'''

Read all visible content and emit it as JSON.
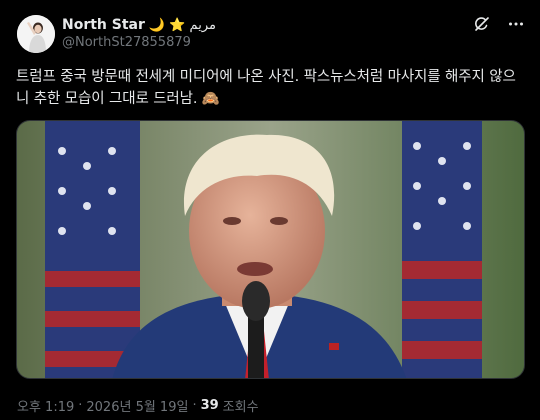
{
  "author": {
    "display_name": "North Star",
    "name_emoji": "🌙 ⭐ مريم",
    "handle": "@NorthSt27855879"
  },
  "actions": {
    "grok_icon": "grok-icon",
    "more_icon": "more-dots-icon"
  },
  "post": {
    "text": "트럼프 중국 방문때 전세계 미디어에 나온 사진.  팍스뉴스처럼 마사지를 해주지 않으니 추한 모습이 그대로 드러남. 🙈"
  },
  "media": {
    "alt": "photo"
  },
  "meta": {
    "time": "오후 1:19",
    "separator1": "·",
    "date": "2026년 5월 19일",
    "separator2": "·",
    "views_count": "39",
    "views_label": "조회수"
  },
  "colors": {
    "background": "#000000",
    "text": "#e7e9ea",
    "secondary": "#71767b",
    "border": "#2f3336"
  }
}
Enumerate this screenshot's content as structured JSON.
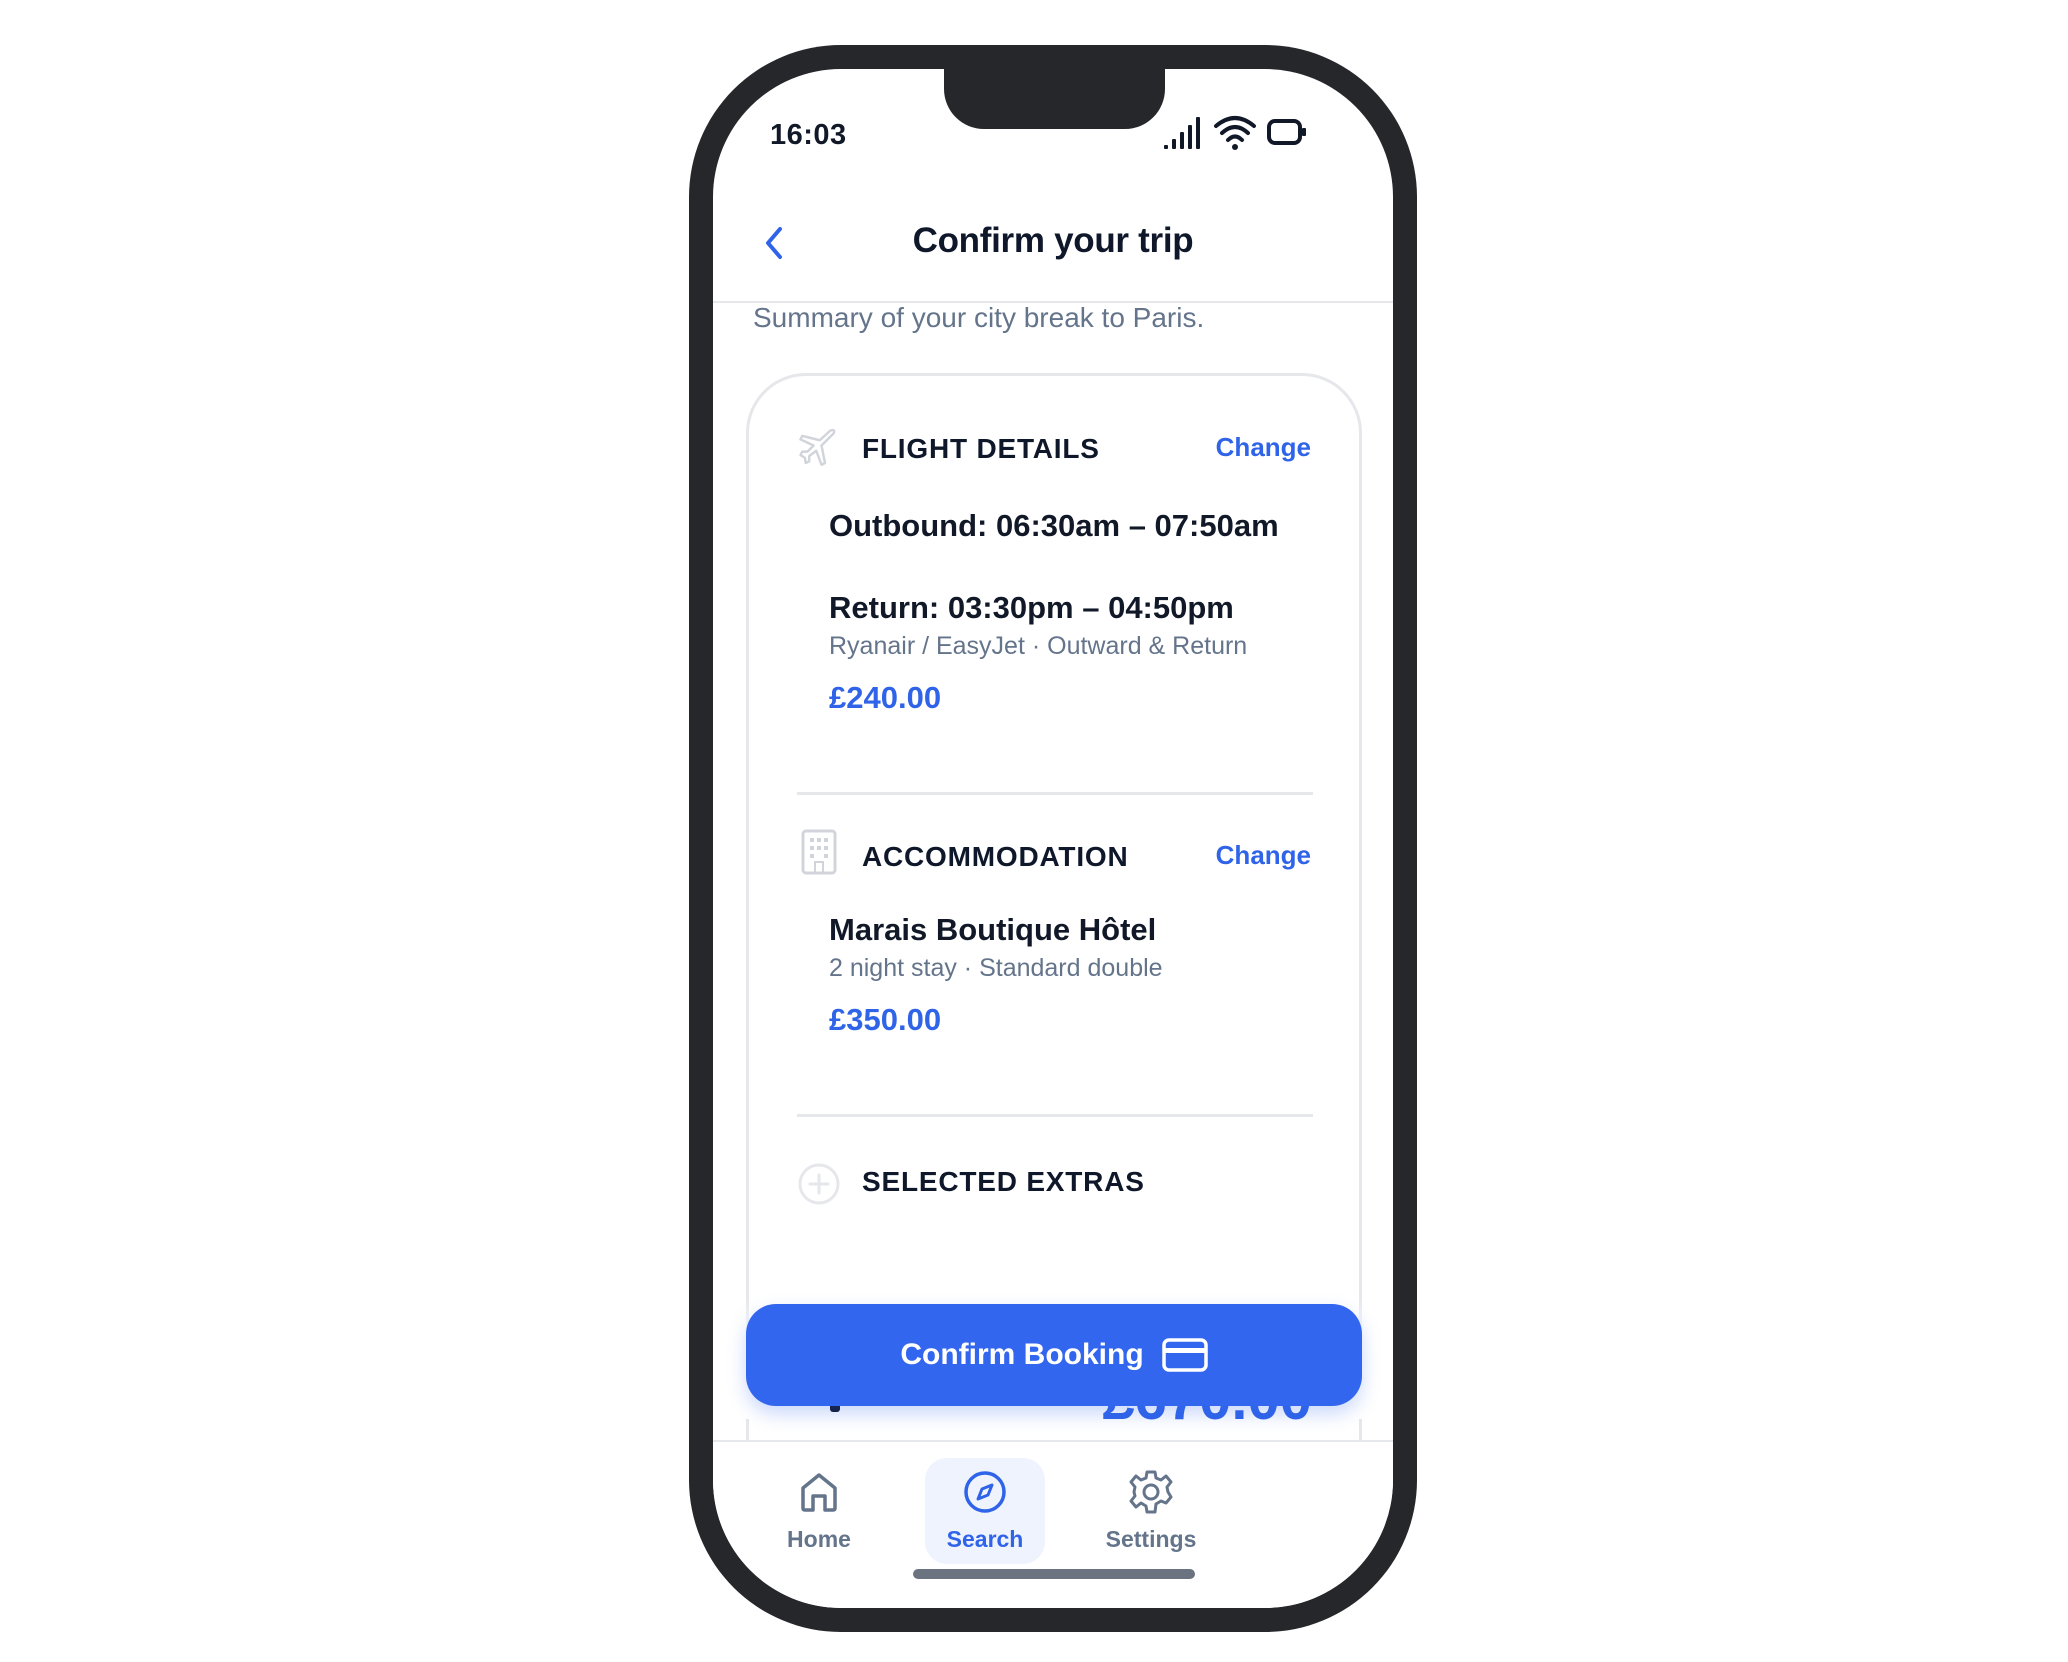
{
  "status_bar": {
    "time": "16:03"
  },
  "header": {
    "title": "Confirm your trip"
  },
  "summary": "Summary of your city break to Paris.",
  "flight": {
    "title": "FLIGHT DETAILS",
    "change_label": "Change",
    "outbound": "Outbound: 06:30am – 07:50am",
    "return": "Return: 03:30pm – 04:50pm",
    "airlines": "Ryanair / EasyJet · Outward & Return",
    "price": "£240.00"
  },
  "accommodation": {
    "title": "ACCOMMODATION",
    "change_label": "Change",
    "hotel": "Marais Boutique Hôtel",
    "details": "2 night stay · Standard double",
    "price": "£350.00"
  },
  "extras": {
    "title": "SELECTED EXTRAS"
  },
  "total": {
    "amount": "£670.00"
  },
  "cta": {
    "label": "Confirm Booking"
  },
  "nav": {
    "items": [
      {
        "label": "Home",
        "icon": "home-icon"
      },
      {
        "label": "Search",
        "icon": "compass-icon",
        "active": true
      },
      {
        "label": "Settings",
        "icon": "gear-icon"
      }
    ]
  },
  "colors": {
    "accent": "#3366ee",
    "text": "#0f172a",
    "muted": "#64748b"
  }
}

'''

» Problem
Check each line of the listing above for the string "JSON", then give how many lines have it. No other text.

» Reply
2